And most of all, stay safe and heathy, and HAVE FUN!
mcmoose is offline  
Old 07-27-17, 06:02 PM
  #23  
Junior Member
Thread Starter
 
Join Date: Jul 2017
Posts: 15
Mentioned: 0 Post(s)
Tagged: 0 Thread(s)
Quoted: 12 Post(s)
Likes: 0
Liked 0 Times in 0 Posts
Originally Posted by mcmoose
What works as a great bike saddle varies a lot from person to person. Sadly, most saddles that come stock on bikes are great for nobody!

I suggest you get used to your bike for a month or so before spending the $$ for a new saddle. The trick, in general, is to find a saddle that puts its two rear "support points" directly under your sit bones.

To find your sit bones, you can either go to a bike shop that has (I kid you not) a sit-bone measuring device. The good thing about that is the device gives you an actual measurement you can use when shopping saddles.

Alternatively, you can sit on your hands and feel where the bones are. This is quick and easy, but it's hard to estimate (in millimeters) how far apart the bones are.

The good news is that the bones don't move much as we gain or lose weight. About all that changes the distance is having babies (okay, there may be a few other things... but our skeletal structure is pretty stable).

You're going to have to spend $40-80 for a good saddle. You'll probably want a women's saddle. Terry makes some great ones... so do other vendors, but Terry started out making bikes and saddles for women, so they have a leg up, so to speak.

Increase your distance gradually. Try for 10-20% farther each week. That doesn't sound like much, but like the magic of compound interest, it will get you to a good distance before you know it!
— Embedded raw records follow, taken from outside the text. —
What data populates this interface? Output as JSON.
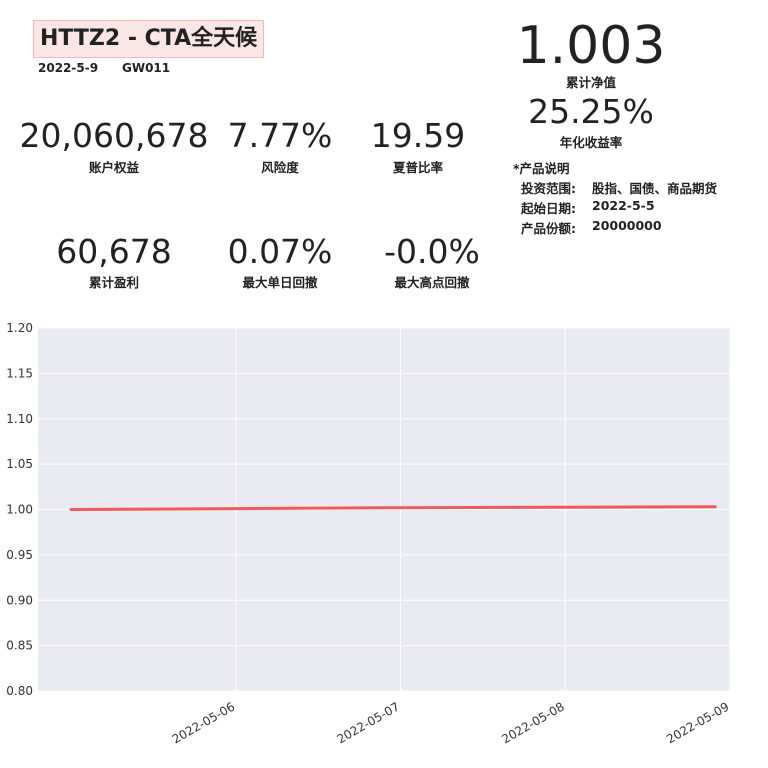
{
  "header": {
    "title": "HTTZ2 - CTA全天候",
    "date": "2022-5-9",
    "code": "GW011"
  },
  "nav": {
    "value": "1.003",
    "label": "累计净值",
    "annual_return": "25.25%",
    "annual_return_label": "年化收益率"
  },
  "metrics": [
    {
      "value": "20,060,678",
      "label": "账户权益"
    },
    {
      "value": "7.77%",
      "label": "风险度"
    },
    {
      "value": "19.59",
      "label": "夏普比率"
    },
    {
      "value": "60,678",
      "label": "累计盈利"
    },
    {
      "value": "0.07%",
      "label": "最大单日回撤"
    },
    {
      "value": "-0.0%",
      "label": "最大高点回撤"
    }
  ],
  "product": {
    "heading": "*产品说明",
    "rows": [
      {
        "key": "投资范围:",
        "value": "股指、国债、商品期货"
      },
      {
        "key": "起始日期:",
        "value": "2022-5-5"
      },
      {
        "key": "产品份额:",
        "value": "20000000"
      }
    ]
  },
  "colors": {
    "line": "#f05a5a",
    "plot_bg": "#eaeaf2",
    "grid": "#ffffff"
  },
  "chart_data": {
    "type": "line",
    "title": "",
    "xlabel": "",
    "ylabel": "",
    "x": [
      "2022-05-05",
      "2022-05-06",
      "2022-05-07",
      "2022-05-08",
      "2022-05-09"
    ],
    "y": [
      1.0,
      1.001,
      1.002,
      1.0025,
      1.003
    ],
    "ylim": [
      0.8,
      1.2
    ],
    "yticks": [
      "0.80",
      "0.85",
      "0.90",
      "0.95",
      "1.00",
      "1.05",
      "1.10",
      "1.15",
      "1.20"
    ],
    "xticks": [
      "2022-05-06",
      "2022-05-07",
      "2022-05-08",
      "2022-05-09"
    ],
    "grid": true,
    "legend": "none"
  }
}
And most of all, stay safe and heathy, and HAVE FUN!
I keep reading about sit bones. The measuring system at my LBS didn't look very Athena friendly. Lol This one was a pad of memory foam you sit on and then measure where the marks are. I probably would have smushed the whole thing. Over the last couple days it's gotten much better. I'll look into a Terry once I up my mileage but right now I'm not sore. Thanks for the suggestion. Yay for progress!

Speaking of progress .....I upped my mileage from 2 to 4 yesterday. I probably could have gone longer but didn't want to push my luck. This last ride was in a flat neighborhood so I might stick with the flat terrain for awhile. I can see how this might get addicting quickly though. First time in awhile I've enjoyed being active.
Chunky_Monkey is offline  
Old 07-28-17, 09:34 AM
  #24  
Newbie
 
Join Date: Aug 2014
Posts: 4

Bikes: Davinci Joint Venture, Comotion Primera, Trek Domane 4.3D

Mentioned: 0 Post(s)
Tagged: 0 Thread(s)
Quoted: 1 Post(s)
Likes: 0
Liked 0 Times in 0 Posts
I agree with everyone about the bike shop. Make sure the shop doesn't support that first sales person who didn't want to help you because of your weight. If that is the shop's general attitude then find another shop. I walked into my bike shop weighing 335lbs and haven't been on a bike since my teens. They were very helpful and put me on a Trek Verve 3, and talked to me about what accessories I would want down the road and insisted on a helmet as well. They were very helpful on sizing, fitting, and letting me "try out" different seats until I found one that worked for me. They have earned my business as I have since bought a road bike for myself and 2 other bikes for other of my family.

I attribute biking as the main reason I have been able to lose over 100lbs, so good luck!
Pappamoto is offline  
Old 07-28-17, 01:33 PM
  #25  
Big Boned Biker
 
IAMAMRA's Avatar
 
Join Date: Jul 2013
Location: NW Indiana
Posts: 478

Bikes: Raleigh Detour 4.5, Trek Crossrip Elite '14

Mentioned: 0 Post(s)
Tagged: 0 Thread(s)
Quoted: 19 Post(s)
Likes: 0
Liked 0 Times in 0 Posts
Not much to add except that I started riding around 450# and they wouldn't even let me try the bike until I payed for it first.
IAMAMRA is offline  

Thread Tools
Search this Thread

Contact Us - Archive - Advertising - Cookie Policy - Privacy Statement - Terms of Service -

Copyright © 2024 MH Sub I, LLC dba Internet Brands. All rights reserved. Use of this site indicates your consent to the Terms of Use.